4. Do Not Track

The Do Not Track browser extension also attempts to minimize the information about you that third parties collect by informing them (many have opt-out policies) that you prefer not to be tracked.


5. Cookiepedia

Cookiepedia is an index of thousands of companies that try to collect information about you by placing cookies in your browser.  If a company lists the third parties that it uses in their Privacy Policy, you can look them up here to learn more about what they do with your data.


6. AppAnnie

AppAnnie gives you metrics about mobile applications and has some good aggregate statistics about sharing policies of different application industries which you could use to evaluate whether a mobile application you’re using shares too much information relative to the average company in that sector.


Free Tools for Security Verification

Here are some free tools you can use to keep a company in line with their security practices, as well as a tool that you can use to enhance your own security in lieu of a bad-practice company.


Look for TRUSTes seal of approval as it provides companies with data privacy management solutions.


2. Verisign Trust Seal

Run by Symantec, look for the Verisign Trust Seal of approval on websites which ensures SSL encryption.


3. Infoencrypt, SafeGmail, Hushmail or Lockbin

InfoencryptSafeGmailHushmail or Lockbin – use these free services to send all of your emails encrypted.


4. Dashlane

Use a password manager like Dashlane Password Manager that gives you one master password for all of the passwords you use across the internet.
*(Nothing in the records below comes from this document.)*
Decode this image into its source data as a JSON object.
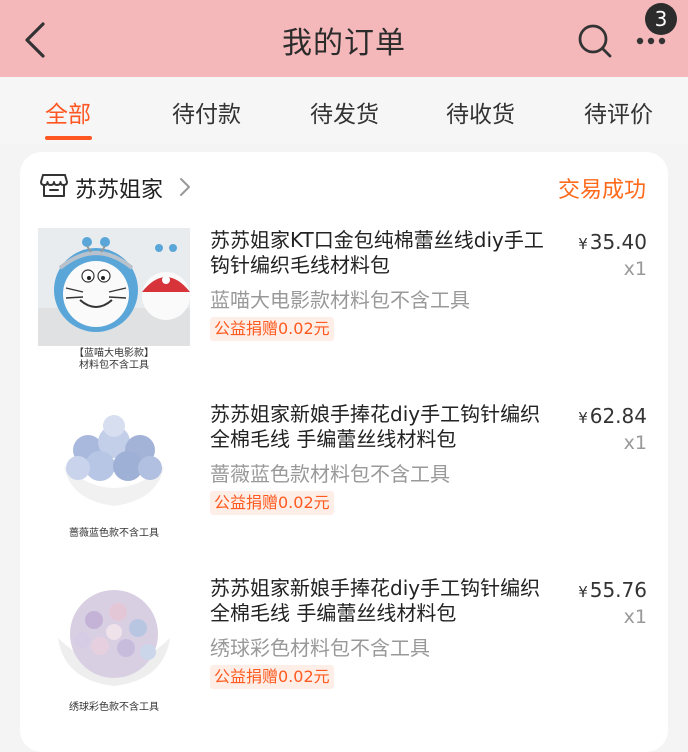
{
  "header": {
    "title": "我的订单",
    "badge_count": "3"
  },
  "tabs": [
    {
      "label": "全部",
      "active": true
    },
    {
      "label": "待付款"
    },
    {
      "label": "待发货"
    },
    {
      "label": "待收货"
    },
    {
      "label": "待评价"
    }
  ],
  "store": {
    "name": "苏苏姐家",
    "status": "交易成功"
  },
  "items": [
    {
      "title": "苏苏姐家KT口金包纯棉蕾丝线diy手工钩针编织毛线材料包",
      "sku": "蓝喵大电影款材料包不含工具",
      "donation": "公益捐赠0.02元",
      "currency": "¥",
      "price": "35.40",
      "qty": "x1",
      "thumb_caption_1": "【蓝喵大电影款】",
      "thumb_caption_2": "材料包不含工具"
    },
    {
      "title": "苏苏姐家新娘手捧花diy手工钩针编织全棉毛线 手编蕾丝线材料包",
      "sku": "蔷薇蓝色款材料包不含工具",
      "donation": "公益捐赠0.02元",
      "currency": "¥",
      "price": "62.84",
      "qty": "x1",
      "thumb_caption_1": "蔷薇蓝色款不含工具"
    },
    {
      "title": "苏苏姐家新娘手捧花diy手工钩针编织全棉毛线 手编蕾丝线材料包",
      "sku": "绣球彩色材料包不含工具",
      "donation": "公益捐赠0.02元",
      "currency": "¥",
      "price": "55.76",
      "qty": "x1",
      "thumb_caption_1": "绣球彩色款不含工具"
    }
  ],
  "colors": {
    "header_bg": "#f4b8bb",
    "accent": "#ff5722",
    "status": "#ff6a1a"
  }
}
A manager will set your password for other companies to be really long and complicated (i.e. difficult to hack!). All you have to know is your master password and the rest is taken care of for you.